Repeat all of the data exactly. Leave nothing out.

Data section start

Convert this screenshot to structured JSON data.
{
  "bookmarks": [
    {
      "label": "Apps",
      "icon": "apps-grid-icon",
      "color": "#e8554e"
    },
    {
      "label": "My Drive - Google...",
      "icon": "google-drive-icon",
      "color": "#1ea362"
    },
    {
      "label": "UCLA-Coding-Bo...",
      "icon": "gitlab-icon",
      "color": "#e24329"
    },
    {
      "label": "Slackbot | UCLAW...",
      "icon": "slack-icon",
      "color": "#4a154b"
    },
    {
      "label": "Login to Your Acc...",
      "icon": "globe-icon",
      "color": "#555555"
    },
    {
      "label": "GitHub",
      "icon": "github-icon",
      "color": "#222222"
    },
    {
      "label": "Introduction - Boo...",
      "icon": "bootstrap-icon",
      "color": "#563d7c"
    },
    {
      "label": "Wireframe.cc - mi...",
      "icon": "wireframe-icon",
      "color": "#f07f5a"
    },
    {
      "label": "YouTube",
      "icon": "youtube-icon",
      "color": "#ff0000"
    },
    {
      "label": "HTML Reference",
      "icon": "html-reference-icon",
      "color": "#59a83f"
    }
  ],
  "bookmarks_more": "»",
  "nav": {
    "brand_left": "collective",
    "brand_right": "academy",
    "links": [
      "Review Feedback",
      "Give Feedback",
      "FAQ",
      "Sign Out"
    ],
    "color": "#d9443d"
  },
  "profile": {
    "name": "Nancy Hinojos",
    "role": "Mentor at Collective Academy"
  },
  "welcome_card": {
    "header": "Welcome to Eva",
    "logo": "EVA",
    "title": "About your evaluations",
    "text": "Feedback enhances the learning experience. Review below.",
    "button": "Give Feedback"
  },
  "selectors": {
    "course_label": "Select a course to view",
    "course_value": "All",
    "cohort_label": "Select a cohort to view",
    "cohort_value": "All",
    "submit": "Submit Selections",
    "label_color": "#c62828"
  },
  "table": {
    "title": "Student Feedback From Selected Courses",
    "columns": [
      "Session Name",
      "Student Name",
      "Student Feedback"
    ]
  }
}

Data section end

# Output of the exercise
Convert this screenshot to structured JSON data.
{
  "bookmarks": [
    {
      "label": "Apps",
      "icon": "apps-grid-icon",
      "color": "#e8554e"
    },
    {
      "label": "My Drive - Google...",
      "icon": "google-drive-icon",
      "color": "#1ea362"
    },
    {
      "label": "UCLA-Coding-Bo...",
      "icon": "gitlab-icon",
      "color": "#e24329"
    },
    {
      "label": "Slackbot | UCLAW...",
      "icon": "slack-icon",
      "color": "#4a154b"
    },
    {
      "label": "Login to Your Acc...",
      "icon": "globe-icon",
      "color": "#555555"
    },
    {
      "label": "GitHub",
      "icon": "github-icon",
      "color": "#222222"
    },
    {
      "label": "Introduction - Boo...",
      "icon": "bootstrap-icon",
      "color": "#563d7c"
    },
    {
      "label": "Wireframe.cc - mi...",
      "icon": "wireframe-icon",
      "color": "#f07f5a"
    },
    {
      "label": "YouTube",
      "icon": "youtube-icon",
      "color": "#ff0000"
    },
    {
      "label": "HTML Reference",
      "icon": "html-reference-icon",
      "color": "#59a83f"
    }
  ],
  "bookmarks_more": "»",
  "nav": {
    "brand_left": "collective",
    "brand_right": "academy",
    "links": [
      "Review Feedback",
      "Give Feedback",
      "FAQ",
      "Sign Out"
    ],
    "color": "#d9443d"
  },
  "profile": {
    "name": "Nancy Hinojos",
    "role": "Mentor at Collective Academy"
  },
  "welcome_card": {
    "header": "Welcome to Eva",
    "logo": "EVA",
    "title": "About your evaluations",
    "text": "Feedback enhances the learning experience. Review below.",
    "button": "Give Feedback"
  },
  "selectors": {
    "course_label": "Select a course to view",
    "course_value": "All",
    "cohort_label": "Select a cohort to view",
    "cohort_value": "All",
    "submit": "Submit Selections",
    "label_color": "#c62828"
  },
  "table": {
    "title": "Student Feedback From Selected Courses",
    "columns": [
      "Session Name",
      "Student Name",
      "Student Feedback"
    ]
  }
}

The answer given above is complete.